Monday, January 16, 2012

Si, yo he ido por aqui...

Every Monday at around 12:30pm since July 18th when I got to my site in Santa Lucia Utatlan, I have made the 45 minute walk from the town center to my school in Nikajkim.  The walk in it of itself is nothing too daunting, sure it is a long walk and part of it is slightly uphill, but I'm used to it.  The first time I walked to my school I spent the entire time thinking how the next time I come here I need to figure out a way to get a ride.  Shortly after that, I realized there is no way to get a ride unless I happen to run into a friend who drives by or if I want to pay an obscene amount of money for a tuk tuk to take me there.  Both of which are very unlikely to happen on any given day.  After I got used to the altitude and my walking skills improved I stopped looking at the ground hoping that in one more step I'd be there, and I started looking where I was.  As soon as you leave town it gets real rural real quick.  The further down the path you go you come to a bridge over a river, no matter if it is rainy season or dry season you can always hear the water rushing down the mountain as if a fountain was at the top open all the way.  Right after the bridge there is an uphill section which cuts off views on all angles, all that can be seen is the road and the forest on either side.  Once you get to the top of the hill it is quite a site.  It is one of a few spots in my whole municipality that gives you a view all the way to the lake and the mountain ranges around it.  The first time I really took in my surroundings I remembered never wanting a ride again, I always wanted to be able to enjoy the vista every time I had to go to Nikajkim.  My town is in a valley between two mountain ranges in the Sierra Madre Mountains of Guatemala, so at any time you get a great view of the mountains, but in Nikajkim you are on a higher plateau and get to look down on them.  The clouds never seem able to cross the top of the northern mountain range, instead choosing to trickle down the sides little by little like the head of a beer foaming over a glass.  You can see for miles.  From the mountains that encircle Nahuala all the way to the volcanoes of Lago de Atitlan.  It's amazing.  For some reason, I forgot about it as of late.  I forgot to look around and enjoy where I was and enjoy the fact that no one I know back home will ever be able to see it.  I took this place for granted and I can't even begin to explain why.  I imagine it has something to do with how people get used to being somewhere and forget the things that draw you to it in the first place.  Today, I set off for Nikajkim again feeling tired from the first day of classes and having prepared for them the whole weekend before hand.  I felt the same way I did the first few times I made this journey, tired and watching my footsteps waiting for the school to appear.  Once I hit the top of the hill I looked up and remembered why I always walk to this school.  The title of this blog is the answer to a question that I get a lot here mostly from people who don't know me.

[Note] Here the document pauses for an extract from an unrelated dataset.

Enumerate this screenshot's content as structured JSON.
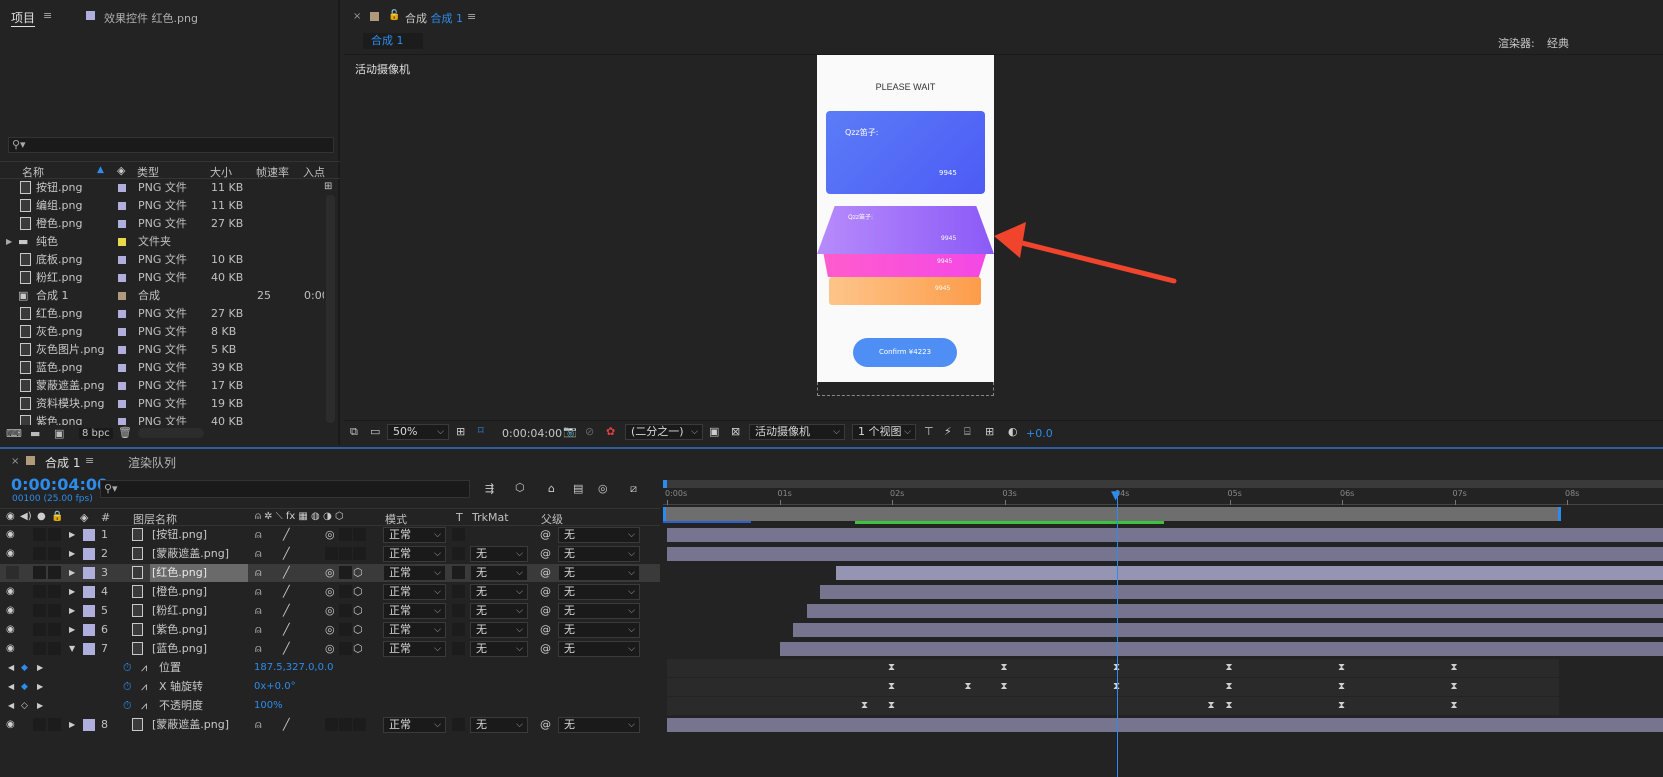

Have you ever been here before?  

Yes, I have been here before (Si, yo he ido por aqui)

With all of the uncertainty surrounding PC Guatemala at the moment I have to remember why I came here and part of it was to tell people that I had.  I have been to Guatemala.  I have been surprised at what I saw. I have lived in the middle of nowhere.  But, most importantly I have seen the view from the top of the hill in Nikajkim and it will stay with me forever.  

*To all PCV's- No matter what happens with PC/G no one can ever take away the experiences we have had, even if they can take us out of the country.